WHAT THIS TASK INVOLVES> Which lines run from the one containing "Parse this screenshot: output" to the end of the entries? Quote them exactly, and nothing else.

(Interface dataset entries)
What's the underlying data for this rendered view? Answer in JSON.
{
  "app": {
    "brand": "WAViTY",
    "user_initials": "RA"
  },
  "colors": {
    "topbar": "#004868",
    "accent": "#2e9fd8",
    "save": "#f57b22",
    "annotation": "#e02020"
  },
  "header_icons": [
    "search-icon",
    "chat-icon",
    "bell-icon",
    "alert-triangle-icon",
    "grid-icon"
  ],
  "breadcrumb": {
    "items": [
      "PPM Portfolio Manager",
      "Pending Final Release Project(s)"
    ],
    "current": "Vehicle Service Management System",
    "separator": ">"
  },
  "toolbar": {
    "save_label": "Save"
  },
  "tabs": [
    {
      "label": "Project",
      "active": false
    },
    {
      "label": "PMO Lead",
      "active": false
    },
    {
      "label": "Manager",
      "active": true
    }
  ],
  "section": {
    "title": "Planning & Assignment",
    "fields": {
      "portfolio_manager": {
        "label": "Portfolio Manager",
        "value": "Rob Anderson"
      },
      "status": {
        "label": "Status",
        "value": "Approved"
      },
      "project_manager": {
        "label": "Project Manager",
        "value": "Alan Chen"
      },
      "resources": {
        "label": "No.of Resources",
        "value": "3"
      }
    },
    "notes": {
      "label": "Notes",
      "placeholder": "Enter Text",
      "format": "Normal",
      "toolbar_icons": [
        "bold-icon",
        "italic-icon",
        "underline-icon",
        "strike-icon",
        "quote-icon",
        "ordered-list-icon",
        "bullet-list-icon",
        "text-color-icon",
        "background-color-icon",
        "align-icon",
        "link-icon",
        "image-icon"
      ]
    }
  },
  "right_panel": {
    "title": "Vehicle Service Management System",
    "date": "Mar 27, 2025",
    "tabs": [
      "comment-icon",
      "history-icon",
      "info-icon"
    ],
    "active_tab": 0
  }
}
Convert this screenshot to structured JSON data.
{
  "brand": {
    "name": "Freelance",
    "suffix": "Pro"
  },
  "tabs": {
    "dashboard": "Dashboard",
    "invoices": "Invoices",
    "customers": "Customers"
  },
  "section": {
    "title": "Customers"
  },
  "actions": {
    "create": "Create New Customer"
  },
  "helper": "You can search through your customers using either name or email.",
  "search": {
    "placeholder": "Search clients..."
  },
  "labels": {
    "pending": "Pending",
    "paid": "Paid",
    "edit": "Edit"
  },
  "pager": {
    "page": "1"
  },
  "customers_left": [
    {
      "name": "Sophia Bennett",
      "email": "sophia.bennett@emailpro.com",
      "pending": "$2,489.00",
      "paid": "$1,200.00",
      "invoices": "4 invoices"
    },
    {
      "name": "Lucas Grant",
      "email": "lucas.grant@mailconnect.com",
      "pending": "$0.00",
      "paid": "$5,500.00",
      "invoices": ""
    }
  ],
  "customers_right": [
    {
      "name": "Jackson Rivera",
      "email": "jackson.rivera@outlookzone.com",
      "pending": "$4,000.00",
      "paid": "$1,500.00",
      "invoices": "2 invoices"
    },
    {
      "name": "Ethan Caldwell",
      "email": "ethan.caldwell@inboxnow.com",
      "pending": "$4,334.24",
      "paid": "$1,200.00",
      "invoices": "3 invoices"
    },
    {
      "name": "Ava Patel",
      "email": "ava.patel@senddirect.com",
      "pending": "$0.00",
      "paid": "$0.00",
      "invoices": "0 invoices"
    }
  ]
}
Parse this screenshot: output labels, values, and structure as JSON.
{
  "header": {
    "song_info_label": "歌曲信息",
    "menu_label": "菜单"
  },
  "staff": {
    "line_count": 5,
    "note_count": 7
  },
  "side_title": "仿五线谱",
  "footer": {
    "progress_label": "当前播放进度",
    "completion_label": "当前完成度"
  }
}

ANSWER BELOW>
Parse this screenshot: output labels, values, and structure as JSON.
{
  "header": {
    "song_info_label": "歌曲信息",
    "menu_label": "菜单"
  },
  "staff": {
    "line_count": 5,
    "note_count": 7
  },
  "side_title": "仿五线谱",
  "footer": {
    "progress_label": "当前播放进度",
    "completion_label": "当前完成度"
  }
}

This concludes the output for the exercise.